Environmental Control Best Practices
The following section details general practices should be considered relating to environmental control in particular.
As a minimum arrange cabinets in rows to establish Hot and Cold Aisles. Cabinets should be aligned front-to-front along cold aisles, and back-to-back along hot aisles.
Within each row, cabinets should be connected side to side with no gaps. This is the most basic first step to achieving cooling efficiency and for this strategy to work, cold air must be delivered to cold aisles and hot air extracted from hot aisles.
Hot exhaust air and cold supply air should not be allowed to mix as this causes short cycling of the cooling system. Use empty cabinets or partitioning to fill gaps between cabinets to reinforce hot aisle / cold aisle layout or containment if installed.
Build rigid enclosures / containment to fully separate the heat rejected from the rear of IT equipment from the cool air intakes on the front. Hot aisle containment is the most effective for a variety of reasons. Alternatively use flexible strip curtains in legacy sites to improve the separation by blocking any open spaces above the cabinets.
Standardise on cabinets designed for High-Density Environments. Standardising on an appropriate cabinet design makes it much easier to establish and enforce effective power and thermal policies. Avoid shallow cabinets to make sure in-cabinet cabling does not obstruct airflow. Select equipment cabinets that do not have an internal configuration that would obstruct smooth cooling airflow through the installed IT equipment.
Overhead return plenums need to be sized to allow for the large quantities of air flow that is required. Common obstructions such as piping, cabling trays, or electrical conduits need to be accounted for when calculating the plenum space required. Blockages can cause high pressure drops and uneven flow.
In non-contained aisles there should be at least 1 metre clearance between the top of the equipment cabinets and the ceiling.
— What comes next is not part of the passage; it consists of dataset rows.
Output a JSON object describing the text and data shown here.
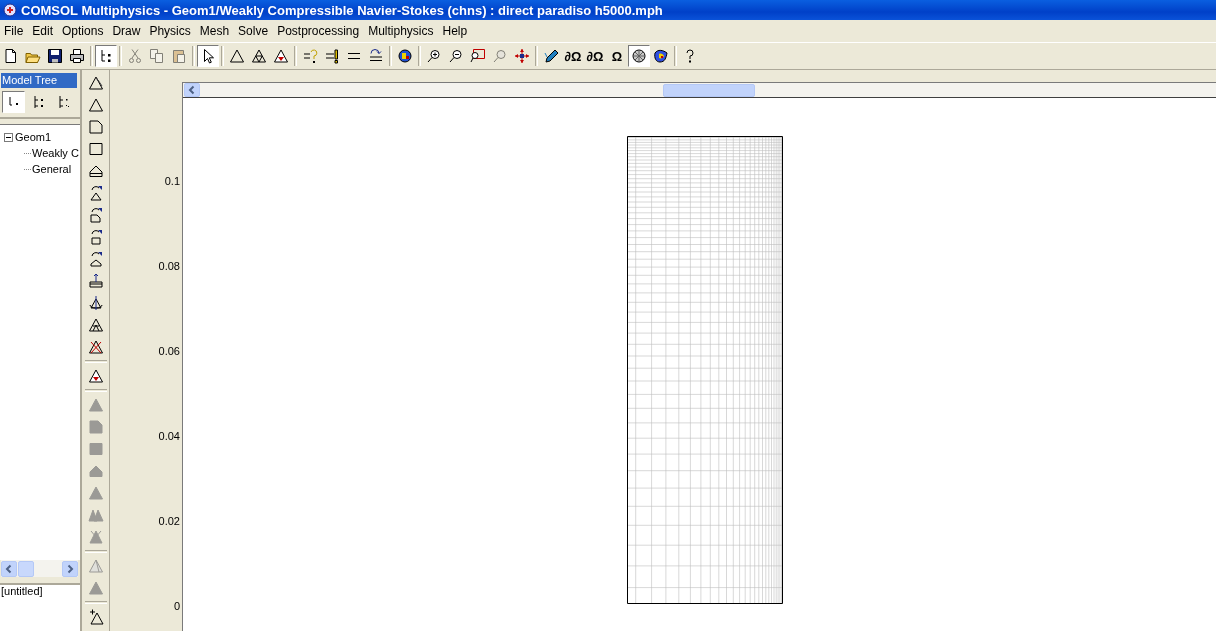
{
  "window": {
    "title": "COMSOL Multiphysics - Geom1/Weakly Compressible Navier-Stokes (chns) : direct paradiso h5000.mph"
  },
  "menu": [
    "File",
    "Edit",
    "Options",
    "Draw",
    "Physics",
    "Mesh",
    "Solve",
    "Postprocessing",
    "Multiphysics",
    "Help"
  ],
  "toolbar": [
    {
      "kind": "new",
      "pressed": false,
      "disabled": false
    },
    {
      "kind": "open",
      "pressed": false,
      "disabled": false
    },
    {
      "kind": "save",
      "pressed": false,
      "disabled": false
    },
    {
      "kind": "print",
      "pressed": false,
      "disabled": false
    },
    {
      "kind": "sep"
    },
    {
      "kind": "tree",
      "pressed": true,
      "disabled": false
    },
    {
      "kind": "sep"
    },
    {
      "kind": "cut",
      "pressed": false,
      "disabled": true
    },
    {
      "kind": "copy",
      "pressed": false,
      "disabled": true
    },
    {
      "kind": "paste",
      "pressed": false,
      "disabled": true
    },
    {
      "kind": "sep"
    },
    {
      "kind": "select",
      "pressed": true,
      "disabled": false
    },
    {
      "kind": "sep"
    },
    {
      "kind": "triangle",
      "pressed": false,
      "disabled": false
    },
    {
      "kind": "triangle-split",
      "pressed": false,
      "disabled": false
    },
    {
      "kind": "triangle-dot",
      "pressed": false,
      "disabled": false
    },
    {
      "kind": "sep"
    },
    {
      "kind": "query",
      "pressed": false,
      "disabled": false
    },
    {
      "kind": "bar",
      "pressed": false,
      "disabled": false
    },
    {
      "kind": "equals",
      "pressed": false,
      "disabled": false
    },
    {
      "kind": "equals-arrow",
      "pressed": false,
      "disabled": false
    },
    {
      "kind": "sep"
    },
    {
      "kind": "globe",
      "pressed": false,
      "disabled": false
    },
    {
      "kind": "sep"
    },
    {
      "kind": "zoom-in",
      "pressed": false,
      "disabled": false
    },
    {
      "kind": "zoom-out",
      "pressed": false,
      "disabled": false
    },
    {
      "kind": "zoom-box",
      "pressed": false,
      "disabled": false
    },
    {
      "kind": "zoom-extents",
      "pressed": false,
      "disabled": true
    },
    {
      "kind": "move",
      "pressed": false,
      "disabled": false
    },
    {
      "kind": "sep"
    },
    {
      "kind": "pencil",
      "pressed": false,
      "disabled": false
    },
    {
      "kind": "symbol",
      "label": "∂Ω",
      "pressed": false,
      "disabled": false
    },
    {
      "kind": "symbol",
      "label": "∂Ω",
      "pressed": false,
      "disabled": false
    },
    {
      "kind": "symbol",
      "label": "Ω",
      "pressed": false,
      "disabled": false
    },
    {
      "kind": "mesh-circle",
      "pressed": true,
      "disabled": false
    },
    {
      "kind": "plot",
      "pressed": false,
      "disabled": false
    },
    {
      "kind": "sep"
    },
    {
      "kind": "help",
      "pressed": false,
      "disabled": false
    }
  ],
  "side_toolbar": [
    {
      "kind": "draw-mode",
      "disabled": false
    },
    {
      "kind": "triangle",
      "disabled": false
    },
    {
      "kind": "polygon",
      "disabled": false
    },
    {
      "kind": "rectangle",
      "disabled": false
    },
    {
      "kind": "layered",
      "disabled": false
    },
    {
      "kind": "rotate-triangle",
      "disabled": false
    },
    {
      "kind": "rotate-polygon",
      "disabled": false
    },
    {
      "kind": "rotate-rectangle",
      "disabled": false
    },
    {
      "kind": "rotate-layered",
      "disabled": false
    },
    {
      "kind": "extrude",
      "disabled": false
    },
    {
      "kind": "revolve",
      "disabled": false
    },
    {
      "kind": "split",
      "disabled": false
    },
    {
      "kind": "delete",
      "disabled": false
    },
    {
      "kind": "sep"
    },
    {
      "kind": "triangle-dot",
      "disabled": false
    },
    {
      "kind": "sep"
    },
    {
      "kind": "triangle",
      "disabled": true
    },
    {
      "kind": "polygon",
      "disabled": true
    },
    {
      "kind": "rectangle",
      "disabled": true
    },
    {
      "kind": "layered",
      "disabled": true
    },
    {
      "kind": "triangle",
      "disabled": true
    },
    {
      "kind": "double",
      "disabled": true
    },
    {
      "kind": "cross",
      "disabled": true
    },
    {
      "kind": "sep"
    },
    {
      "kind": "outline",
      "disabled": true
    },
    {
      "kind": "triangle",
      "disabled": true
    },
    {
      "kind": "sep"
    },
    {
      "kind": "add-point",
      "disabled": false
    }
  ],
  "model_tree": {
    "title": "Model Tree",
    "selected": true,
    "views": [
      {
        "selected": true
      },
      {
        "selected": false
      },
      {
        "selected": false
      }
    ],
    "items": [
      {
        "label": "Geom1",
        "expanded": true,
        "children": [
          {
            "label": "Weakly C"
          },
          {
            "label": "General"
          }
        ]
      }
    ]
  },
  "file_panel": {
    "label": "[untitled]"
  },
  "y_axis": [
    "0.1",
    "0.08",
    "0.06",
    "0.04",
    "0.02",
    "0"
  ]
}
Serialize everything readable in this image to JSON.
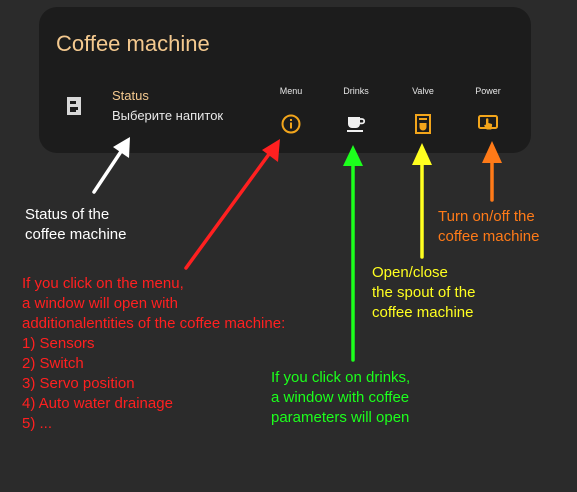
{
  "card": {
    "title": "Coffee machine",
    "status_label": "Status",
    "status_value": "Выберите напиток"
  },
  "controls": [
    {
      "label": "Menu",
      "icon": "info-icon"
    },
    {
      "label": "Drinks",
      "icon": "coffee-cup-icon"
    },
    {
      "label": "Valve",
      "icon": "coffee-maker-icon"
    },
    {
      "label": "Power",
      "icon": "power-touch-icon"
    }
  ],
  "colors": {
    "card_title": "#f4c98f",
    "icon_accent": "#f2a51b",
    "annotation_status": "#ffffff",
    "annotation_menu": "#ff2020",
    "annotation_drinks": "#1cff1c",
    "annotation_valve": "#ffff20",
    "annotation_power": "#ff7a18"
  },
  "annotations": {
    "status": [
      "Status of the",
      "coffee machine"
    ],
    "menu": [
      "If you click on the menu,",
      "a window will open with",
      "additionalentities of the coffee machine:",
      "1) Sensors",
      "2) Switch",
      "3) Servo position",
      "4) Auto water drainage",
      "5) ..."
    ],
    "drinks": [
      "If you click on drinks,",
      "a window with coffee",
      "parameters will open"
    ],
    "valve": [
      "Open/close",
      "the spout of the",
      "coffee machine"
    ],
    "power": [
      "Turn on/off the",
      "coffee machine"
    ]
  }
}
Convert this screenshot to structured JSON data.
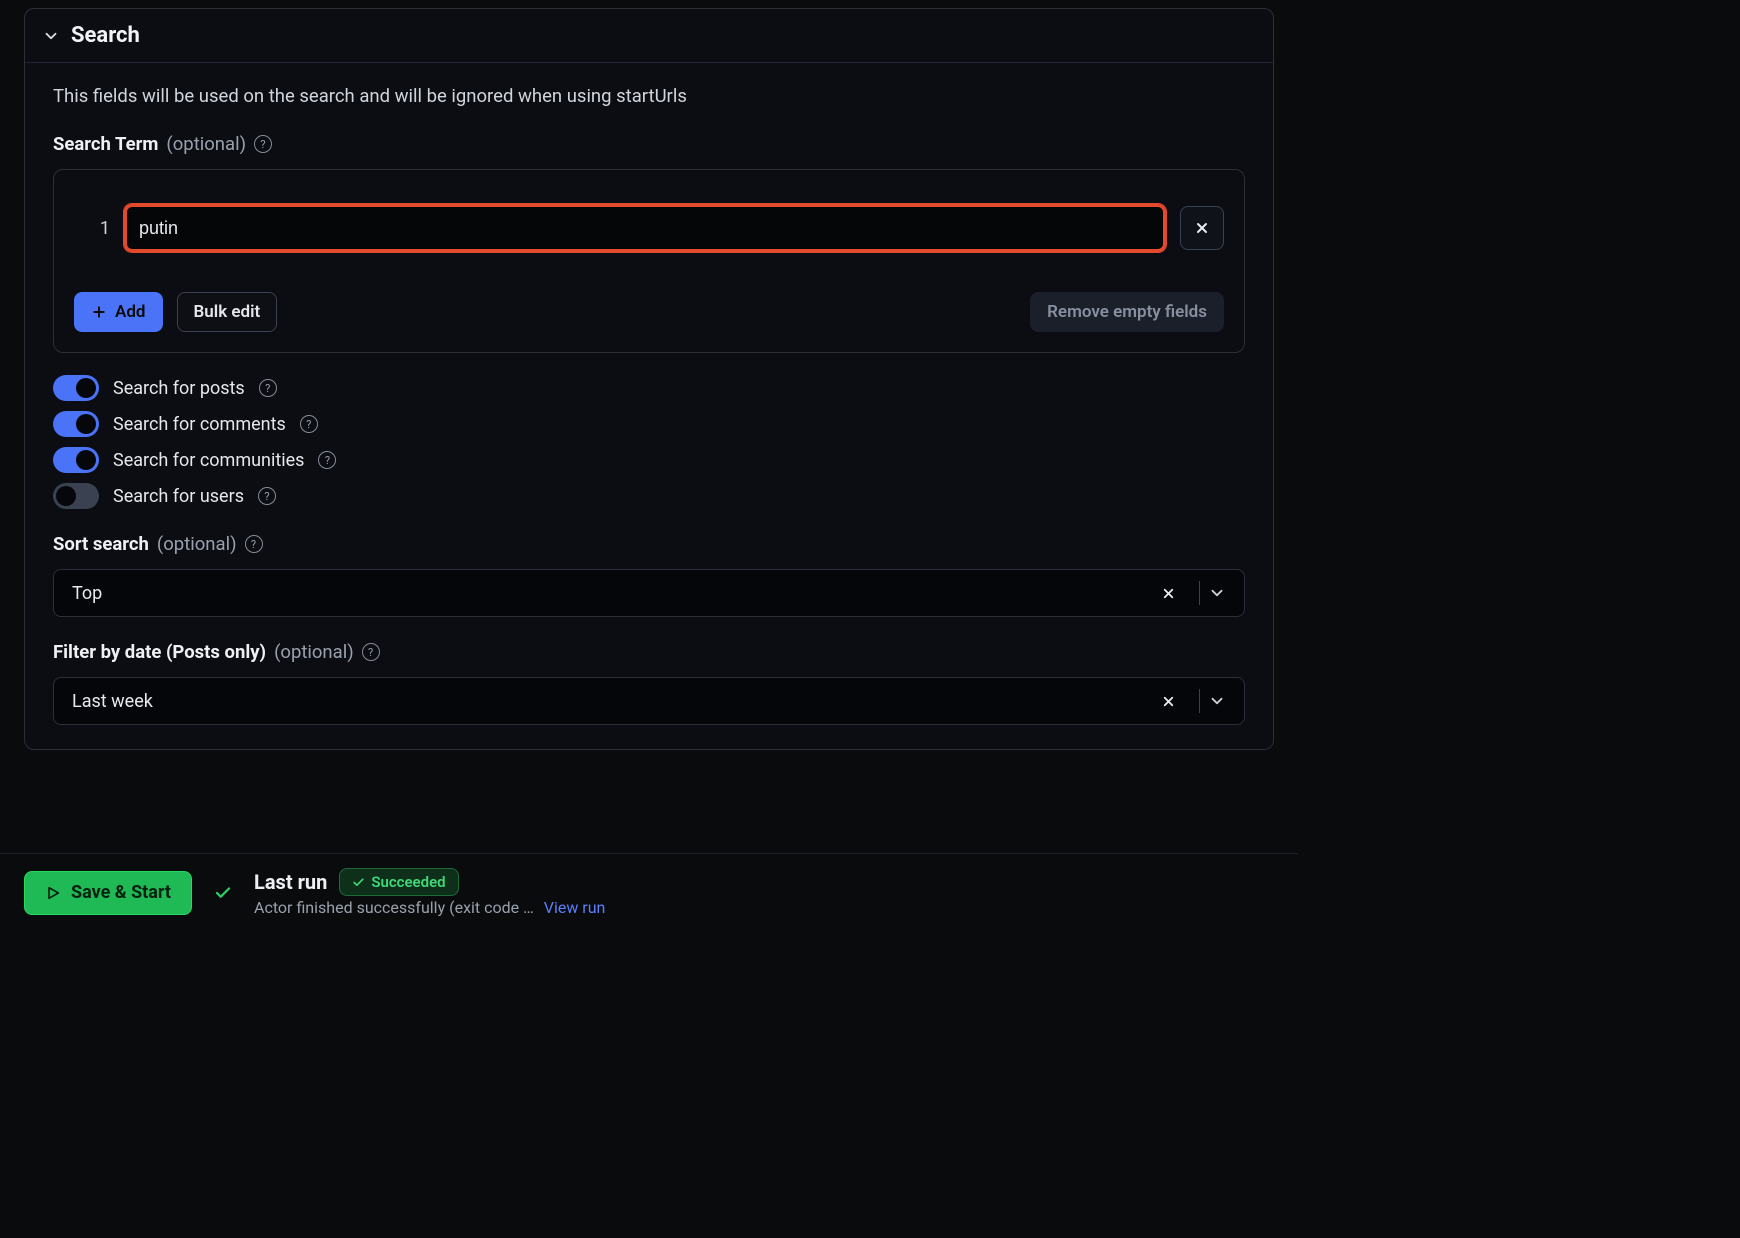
{
  "section": {
    "title": "Search",
    "description": "This fields will be used on the search and will be ignored when using startUrls"
  },
  "searchTerm": {
    "label": "Search Term",
    "optional": "(optional)",
    "lineNumber": "1",
    "value": "putin",
    "addLabel": "Add",
    "bulkEditLabel": "Bulk edit",
    "removeEmptyLabel": "Remove empty fields"
  },
  "toggles": {
    "posts": {
      "label": "Search for posts",
      "on": true
    },
    "comments": {
      "label": "Search for comments",
      "on": true
    },
    "communities": {
      "label": "Search for communities",
      "on": true
    },
    "users": {
      "label": "Search for users",
      "on": false
    }
  },
  "sort": {
    "label": "Sort search",
    "optional": "(optional)",
    "value": "Top"
  },
  "filterDate": {
    "label": "Filter by date (Posts only)",
    "optional": "(optional)",
    "value": "Last week"
  },
  "bottom": {
    "saveStart": "Save & Start",
    "lastRun": "Last run",
    "statusText": "Succeeded",
    "subText": "Actor finished successfully (exit code …",
    "viewRun": "View run"
  }
}
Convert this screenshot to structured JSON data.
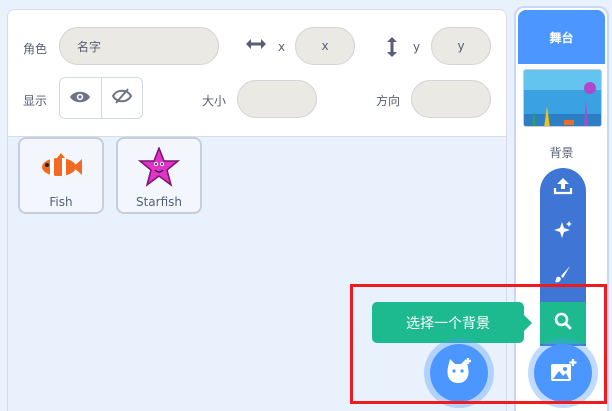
{
  "sprite_info": {
    "sprite_label": "角色",
    "name_placeholder": "名字",
    "x_label": "x",
    "x_placeholder": "x",
    "y_label": "y",
    "y_placeholder": "y",
    "show_label": "显示",
    "size_label": "大小",
    "direction_label": "方向"
  },
  "sprites": [
    {
      "name": "Fish",
      "icon": "clownfish-icon"
    },
    {
      "name": "Starfish",
      "icon": "starfish-icon"
    }
  ],
  "stage": {
    "header": "舞台",
    "backdrop_label": "背景"
  },
  "backdrop_menu": {
    "tooltip": "选择一个背景",
    "items": [
      "upload-icon",
      "surprise-icon",
      "paint-icon",
      "search-icon"
    ]
  },
  "colors": {
    "accent": "#4c97ff",
    "search_green": "#1cba8e",
    "flyout_blue": "#3f76d6",
    "highlight_red": "#ee1c1c"
  }
}
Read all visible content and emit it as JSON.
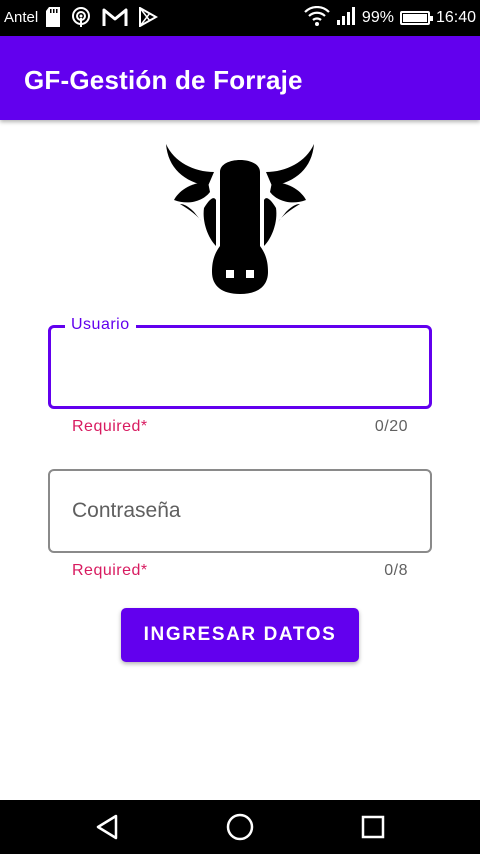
{
  "status_bar": {
    "carrier": "Antel",
    "battery_text": "99%",
    "time": "16:40",
    "icons": [
      "sd-card-icon",
      "hotspot-icon",
      "gmail-icon",
      "play-store-icon",
      "wifi-icon",
      "signal-icon",
      "battery-icon"
    ]
  },
  "app_bar": {
    "title": "GF-Gestión de Forraje"
  },
  "logo": {
    "icon": "cow-head-icon"
  },
  "form": {
    "usuario": {
      "label": "Usuario",
      "value": "",
      "helper": "Required*",
      "counter": "0/20"
    },
    "contrasena": {
      "placeholder": "Contraseña",
      "value": "",
      "helper": "Required*",
      "counter": "0/8"
    },
    "submit_label": "INGRESAR DATOS"
  },
  "nav_bar": {
    "icons": [
      "back-icon",
      "home-icon",
      "recents-icon"
    ]
  },
  "colors": {
    "primary": "#6200ee",
    "error": "#d81b60",
    "status_bar": "#000000"
  }
}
Insufficient ceiling height will obstruct the delivery of efficient air cooling technologies such as raised floor, suspended ceiling or ducts within the data centre.